GIY (get it yourself) lukewarm table water offered from some festy communal water tank on the counter
Call me Princess, but I think table water should be delivered to the table, in a frosty bottle with the required number of glasses. Lukewarm water from the festy tank is very triggering for those of us who lived through the Sydney Giardia crisis of 1998. And with regards to the GIY option, it yet again sets up a Sophie’s Choice situation for solo diners. Water or my handbag? Which do I need more?
Flowers as garnish
If I can’t eat it. Don’t put it on my food.
Let me put it this way: if I order a coffee and the waitress says, “Would you like that in a mug?” I get up and say, “Actually, I think I might head off.” No good has ever come from the ‘Mugoccino’. The Mugoccino is a crime against sophisticated café society and it belongs back in the ‘90s with focaccia bread, Vienna coffees and tall vase-shaped latte glasses.
I think there needs to be a Royal Commission into this phenomenon: a full audit and national NAPLAN-style publication of the results with graphs and spreadsheets. We all need to know why it is necessary to charge $8 for milk, topping and a scoop of ice cream zhooshed up in a milkshake mug.
Food served on planks
Call me conservative but I just like my food served on a plate, with a rim, so that my bacon doesn’t keep sliding off onto the table.
Jenga-inspired food towers

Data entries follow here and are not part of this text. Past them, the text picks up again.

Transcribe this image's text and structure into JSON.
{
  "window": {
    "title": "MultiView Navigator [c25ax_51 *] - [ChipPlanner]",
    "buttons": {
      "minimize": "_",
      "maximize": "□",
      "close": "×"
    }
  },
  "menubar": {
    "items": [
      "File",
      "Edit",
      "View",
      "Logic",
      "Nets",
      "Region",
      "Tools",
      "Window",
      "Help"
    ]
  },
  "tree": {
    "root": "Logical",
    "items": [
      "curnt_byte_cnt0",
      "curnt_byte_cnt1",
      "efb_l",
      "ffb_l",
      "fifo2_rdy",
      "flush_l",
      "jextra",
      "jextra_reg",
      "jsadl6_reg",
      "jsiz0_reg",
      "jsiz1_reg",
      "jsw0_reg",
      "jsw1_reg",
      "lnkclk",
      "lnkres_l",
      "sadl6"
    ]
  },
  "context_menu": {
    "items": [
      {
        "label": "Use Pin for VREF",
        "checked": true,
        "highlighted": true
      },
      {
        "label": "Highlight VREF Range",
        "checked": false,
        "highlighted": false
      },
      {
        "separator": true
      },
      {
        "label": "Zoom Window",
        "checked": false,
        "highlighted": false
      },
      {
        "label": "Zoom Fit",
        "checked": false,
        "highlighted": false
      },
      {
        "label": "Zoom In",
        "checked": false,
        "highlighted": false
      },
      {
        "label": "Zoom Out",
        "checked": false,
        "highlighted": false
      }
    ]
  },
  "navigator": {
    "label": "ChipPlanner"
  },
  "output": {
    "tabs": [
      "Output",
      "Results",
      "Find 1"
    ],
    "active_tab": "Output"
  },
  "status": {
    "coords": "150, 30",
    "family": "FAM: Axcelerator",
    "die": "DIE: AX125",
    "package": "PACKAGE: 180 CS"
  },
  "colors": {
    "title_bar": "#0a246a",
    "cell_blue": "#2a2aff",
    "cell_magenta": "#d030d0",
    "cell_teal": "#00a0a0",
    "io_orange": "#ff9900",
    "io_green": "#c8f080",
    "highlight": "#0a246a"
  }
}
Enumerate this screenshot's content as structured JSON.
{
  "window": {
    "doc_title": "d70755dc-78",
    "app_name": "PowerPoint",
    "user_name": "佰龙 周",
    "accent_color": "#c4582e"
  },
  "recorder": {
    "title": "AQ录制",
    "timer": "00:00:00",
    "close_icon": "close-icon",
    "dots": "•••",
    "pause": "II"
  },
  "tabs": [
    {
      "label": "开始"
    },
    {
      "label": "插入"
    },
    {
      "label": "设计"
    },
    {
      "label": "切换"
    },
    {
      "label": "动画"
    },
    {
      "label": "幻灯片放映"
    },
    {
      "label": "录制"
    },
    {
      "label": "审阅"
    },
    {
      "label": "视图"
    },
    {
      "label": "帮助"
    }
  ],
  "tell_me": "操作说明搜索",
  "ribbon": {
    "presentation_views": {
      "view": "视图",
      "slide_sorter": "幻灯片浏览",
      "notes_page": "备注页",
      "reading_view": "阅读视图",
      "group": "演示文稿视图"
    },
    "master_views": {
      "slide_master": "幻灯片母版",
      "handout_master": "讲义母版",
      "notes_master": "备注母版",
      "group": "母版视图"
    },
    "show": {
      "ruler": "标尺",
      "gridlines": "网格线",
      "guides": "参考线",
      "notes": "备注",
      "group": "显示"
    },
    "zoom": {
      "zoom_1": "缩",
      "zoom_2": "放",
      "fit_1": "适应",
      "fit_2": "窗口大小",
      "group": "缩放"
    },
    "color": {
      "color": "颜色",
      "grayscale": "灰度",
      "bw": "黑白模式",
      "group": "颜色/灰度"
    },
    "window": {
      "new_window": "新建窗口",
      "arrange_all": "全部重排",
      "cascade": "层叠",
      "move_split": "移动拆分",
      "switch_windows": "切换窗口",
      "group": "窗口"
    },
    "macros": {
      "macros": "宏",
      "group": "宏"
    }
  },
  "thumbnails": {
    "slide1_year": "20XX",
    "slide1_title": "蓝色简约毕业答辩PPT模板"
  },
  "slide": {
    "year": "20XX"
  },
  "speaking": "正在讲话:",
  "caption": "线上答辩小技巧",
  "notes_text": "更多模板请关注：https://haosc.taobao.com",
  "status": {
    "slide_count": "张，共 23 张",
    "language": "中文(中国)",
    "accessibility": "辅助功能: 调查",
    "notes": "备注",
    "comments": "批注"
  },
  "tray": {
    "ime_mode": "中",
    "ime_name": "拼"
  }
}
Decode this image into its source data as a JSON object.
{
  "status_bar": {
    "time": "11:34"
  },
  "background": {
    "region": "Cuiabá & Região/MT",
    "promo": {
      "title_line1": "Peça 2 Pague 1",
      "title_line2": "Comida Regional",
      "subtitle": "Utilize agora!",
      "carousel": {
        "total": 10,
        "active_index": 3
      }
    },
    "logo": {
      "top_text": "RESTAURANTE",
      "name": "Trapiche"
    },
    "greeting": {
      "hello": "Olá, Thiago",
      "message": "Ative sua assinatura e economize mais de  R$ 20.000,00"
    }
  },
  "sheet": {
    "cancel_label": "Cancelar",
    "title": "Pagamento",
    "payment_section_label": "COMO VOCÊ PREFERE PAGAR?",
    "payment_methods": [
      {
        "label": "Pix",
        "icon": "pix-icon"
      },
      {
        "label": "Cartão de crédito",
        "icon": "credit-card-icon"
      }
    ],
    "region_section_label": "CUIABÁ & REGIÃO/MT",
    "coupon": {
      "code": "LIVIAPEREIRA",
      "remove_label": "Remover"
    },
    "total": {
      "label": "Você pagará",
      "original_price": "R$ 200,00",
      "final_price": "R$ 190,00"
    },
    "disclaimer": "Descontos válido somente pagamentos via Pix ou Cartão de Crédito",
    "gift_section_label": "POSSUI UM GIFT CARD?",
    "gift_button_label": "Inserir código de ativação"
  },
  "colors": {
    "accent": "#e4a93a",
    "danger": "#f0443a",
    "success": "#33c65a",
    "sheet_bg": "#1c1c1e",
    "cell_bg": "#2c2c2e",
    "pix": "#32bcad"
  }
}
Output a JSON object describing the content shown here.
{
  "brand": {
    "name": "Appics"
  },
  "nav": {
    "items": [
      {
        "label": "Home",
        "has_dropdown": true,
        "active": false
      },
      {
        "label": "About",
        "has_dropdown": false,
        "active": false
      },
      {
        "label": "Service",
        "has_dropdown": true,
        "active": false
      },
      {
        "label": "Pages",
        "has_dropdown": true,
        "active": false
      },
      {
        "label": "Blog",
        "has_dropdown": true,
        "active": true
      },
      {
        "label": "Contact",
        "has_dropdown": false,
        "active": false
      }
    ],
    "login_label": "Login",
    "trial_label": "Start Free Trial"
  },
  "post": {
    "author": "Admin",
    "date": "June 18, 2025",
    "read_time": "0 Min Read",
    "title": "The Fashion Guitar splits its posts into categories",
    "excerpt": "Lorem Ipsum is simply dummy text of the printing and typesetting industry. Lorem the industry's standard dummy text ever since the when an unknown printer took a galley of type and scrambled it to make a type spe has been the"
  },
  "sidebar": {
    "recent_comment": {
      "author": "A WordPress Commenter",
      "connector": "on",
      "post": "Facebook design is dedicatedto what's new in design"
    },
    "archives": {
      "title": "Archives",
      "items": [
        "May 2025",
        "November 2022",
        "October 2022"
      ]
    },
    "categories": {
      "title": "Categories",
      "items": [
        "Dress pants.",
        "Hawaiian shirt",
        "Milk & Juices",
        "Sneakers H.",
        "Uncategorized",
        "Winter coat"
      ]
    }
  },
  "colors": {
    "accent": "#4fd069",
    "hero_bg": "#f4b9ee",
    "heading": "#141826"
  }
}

A lot of cafes like to create a precarious tower with your food that you then have to carefully deconstruct like a Jenga game before you can eat it. So, if you have two pieces of toast in your meal, they put one on top of the other then everything else involved gets piled up on top of that ad infinitum. When combined with the wobbly table, breakfast becomes a very challenging test of skills.
Cans and bottles with straws
When someone orders a soft drink, it is not sufficient service to bring out the can or bottle, plonk it on the table and slide a straw into it. Soft drinks should be served in a glass, with ice (the frozen kind, not meth, just to be clear). And with regard to the straws, that is just a big old ‘up yours’ to sea turtles everywhere.
Toast that needs a hacksaw to cut through
I don’t know what it is (it could possibly be people experimenting with their sourdough starters) but artisan bread seems to be evolving towards knife resistance the way viruses are constantly evolving to resist antibiotics. Suffice it to say, if I need my dining partner to ‘brace’ the table with both hands while I cut through my toast, the bread is TOO HARD.
Hamburgers and sandwiches that require a dislocated python jaw to eat
If I can’t eat a sandwich without the whole thing turning into a visual car crash as things slide out the bottom and my mouth gapes apart like a python dislocating its jaw to eat a mongoose, the sandwich shouldn’t be served. Hamburgers are also becoming non-negotiable for those of us who are not pythons. Hamburgers and sandwiches should be edible by hand without everyone else having to look away from the culinary car crash going on at table 12.
And edited version of this article first appeared on The Sydney Morning Herald website.